The plaintiffs commenced this action pursuant to RPAPL article 15, inter alia, in effect, for a judgment declaring that they have an easement by prescription over a portion of their driveway adjacent to their property and owned by the defendants (hereinafter the driveway strip). After a nonjury trial, the Judicial Hearing Officer issued his findings of fact and conclusions of law which set forth findings sufficient to establish the plaintiffs' right to an easement by prescription. The record supports the findings that the plaintiffs' use of the driveway strip was adverse, open and notorious, and continuous for the 10-year prescriptive period, and that the defendants failed to rebut the presumption of adverse use (see Di Leo v. Pecksto Holding Corp., 304 N.Y. 505, 510-512, 109 N.E.2d 600; Borruso v. Morreale, 129 A.D.2d 604, 514 N.Y.S.2d 99). The judgment appealed from, however, failed to declare that the plaintiffs have an easement. Instead, the judgment merely enjoined the defendants from interfering with the plaintiffs' use of the driveway strip. Since this is, inter alia, a declaratory judgment action, the Supreme Court should have declared that the plaintiffs have an easement by prescription over the driveway strip in addition to enjoining the defendants (see Lanza v. Wagner, 11 N.Y.2d 317, 334, 229 N.Y.S.2d 380, 183 N.E.2d 670, appeal dismissed 371 U.S. 74, 83 S.Ct. 177, 9 L.Ed.2d 163, cert. denied 371 U.S. 901, 83 S.Ct. 205, 9 L.Ed.2d 164; Di Leo v. Pecksto Holding Corp., supra; Asche v. Land and Bldg. Known as 64-29 232nd Street, 12 A.D.3d 386, 784 N.Y.S.2d 577; Avraham v. Lakeshore Yacht & Country Club, 278 A.D.2d 842, 719 N.Y.S.2d 424; Fulgenzi v. Rink, 253 A.D.2d 846, 678 N.Y.S.2d 360; Forsyth v. Clauss, 242 A.D.2d 364, 661 N.Y.S.2d 1004; Led Duke v. Sommer, 205 A.D.2d 1009, 613 N.Y.S.2d 985; Reed v. Piedimonte, 138 A.D.2d 937, 526 N.Y.S.2d 273).

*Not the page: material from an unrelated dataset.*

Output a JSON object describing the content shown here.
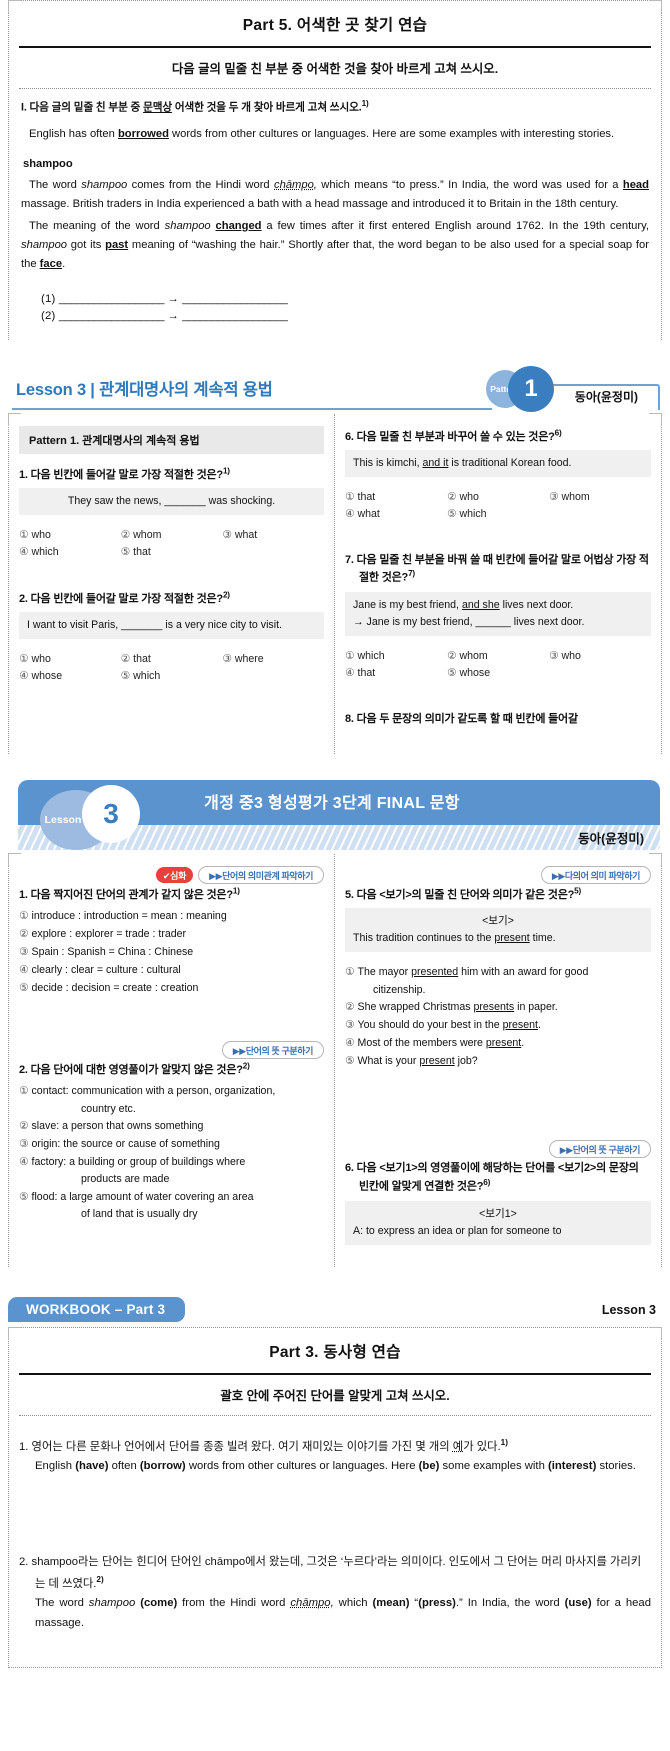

The defendants' remaining contentions are without merit.